Where a line of the records holds the string "Отключить", copy that line.

Saved data entries:
● ● ●

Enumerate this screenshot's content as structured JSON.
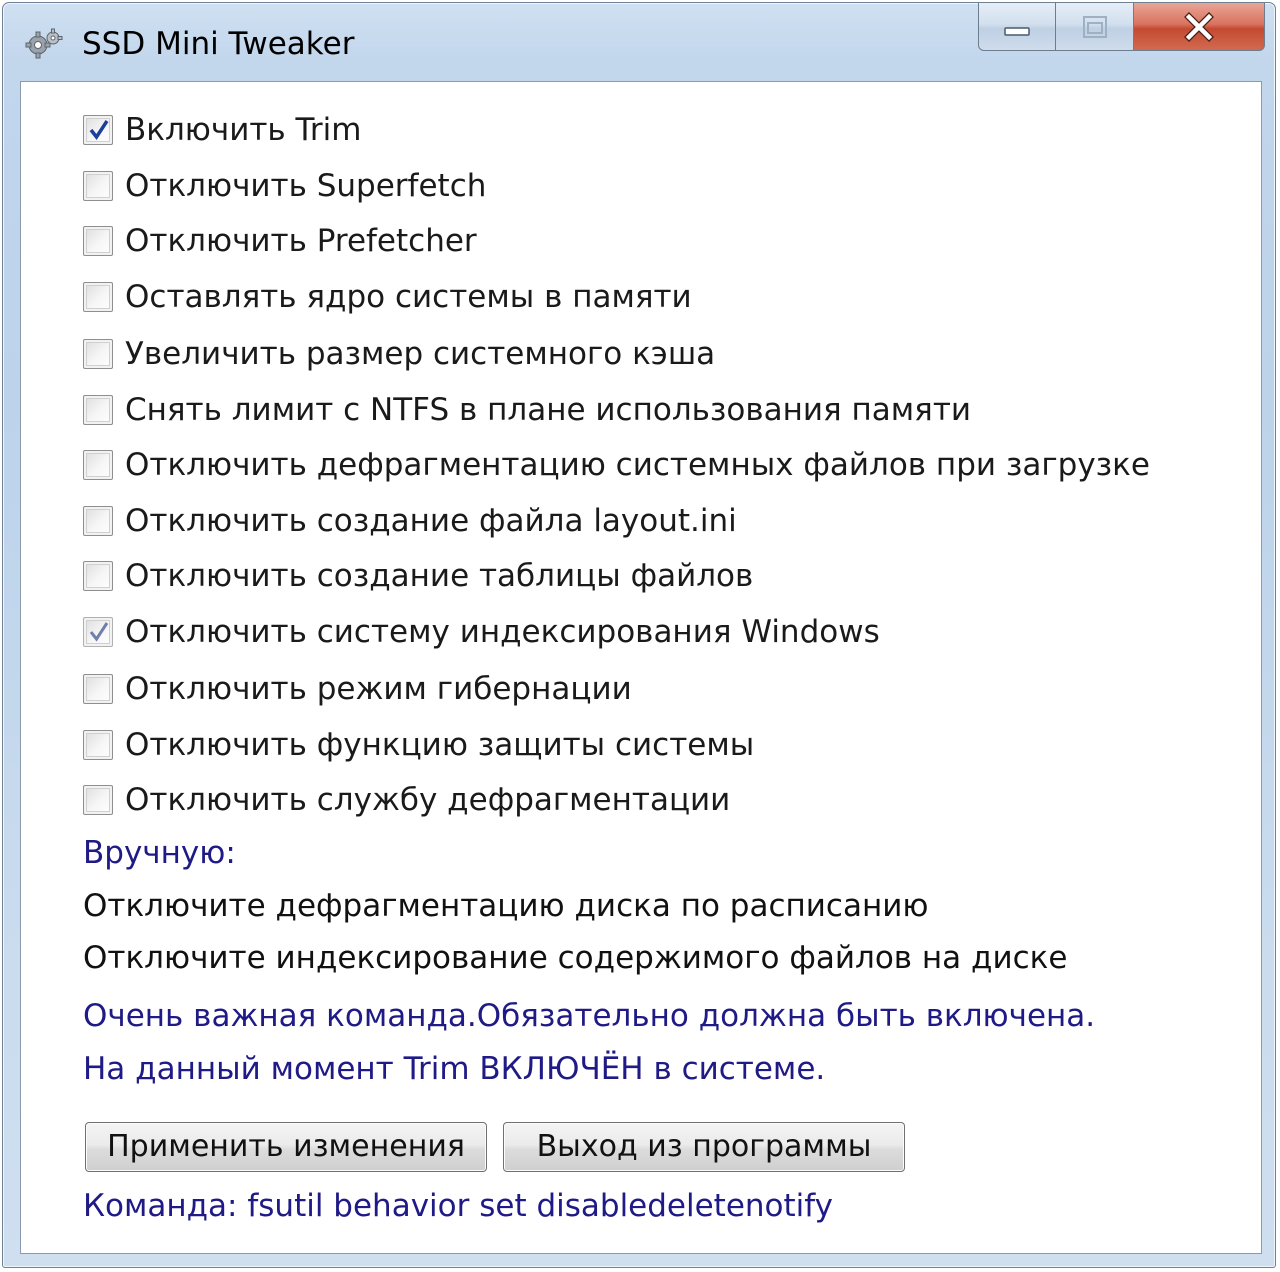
{
  "window": {
    "title": "SSD Mini Tweaker",
    "icon": "gear-icon"
  },
  "options": [
    {
      "label": "Включить Trim",
      "checked": true
    },
    {
      "label": "Отключить Superfetch",
      "checked": false
    },
    {
      "label": "Отключить Prefetcher",
      "checked": false
    },
    {
      "label": "Оставлять ядро системы в памяти",
      "checked": false
    },
    {
      "label": "Увеличить размер системного кэша",
      "checked": false
    },
    {
      "label": "Снять лимит с NTFS в плане использования памяти",
      "checked": false
    },
    {
      "label": "Отключить дефрагментацию системных файлов при загрузке",
      "checked": false
    },
    {
      "label": "Отключить создание файла layout.ini",
      "checked": false
    },
    {
      "label": "Отключить создание таблицы файлов",
      "checked": false
    },
    {
      "label": "Отключить систему индексирования Windows",
      "checked": true,
      "disabled": true
    },
    {
      "label": "Отключить режим гибернации",
      "checked": false
    },
    {
      "label": "Отключить функцию защиты системы",
      "checked": false
    },
    {
      "label": "Отключить службу дефрагментации",
      "checked": false
    }
  ],
  "manual": {
    "heading": "Вручную:",
    "line1": "Отключите дефрагментацию диска по расписанию",
    "line2": "Отключите индексирование содержимого файлов на диске"
  },
  "info": {
    "line1": "Очень важная команда.Обязательно должна быть включена.",
    "line2": "На данный момент Trim ВКЛЮЧЁН в системе."
  },
  "buttons": {
    "apply": "Применить изменения",
    "exit": "Выход из программы"
  },
  "command": "Команда: fsutil behavior set disabledeletenotify",
  "colors": {
    "info_text": "#1f1a86",
    "check_active": "#1c3f9c",
    "check_disabled": "#6f7fae"
  }
}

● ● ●

#### [SOLVED EXERCISE]
      "label": "Отключить Superfetch",
      "label": "Отключить Prefetcher",
      "label": "Отключить дефрагментацию системных файлов при загрузке",
      "label": "Отключить создание файла layout.ini",
      "label": "Отключить создание таблицы файлов",
      "label": "Отключить систему индексирования Windows",
      "label": "Отключить режим гибернации",
      "label": "Отключить функцию защиты системы",
      "label": "Отключить службу дефрагментации",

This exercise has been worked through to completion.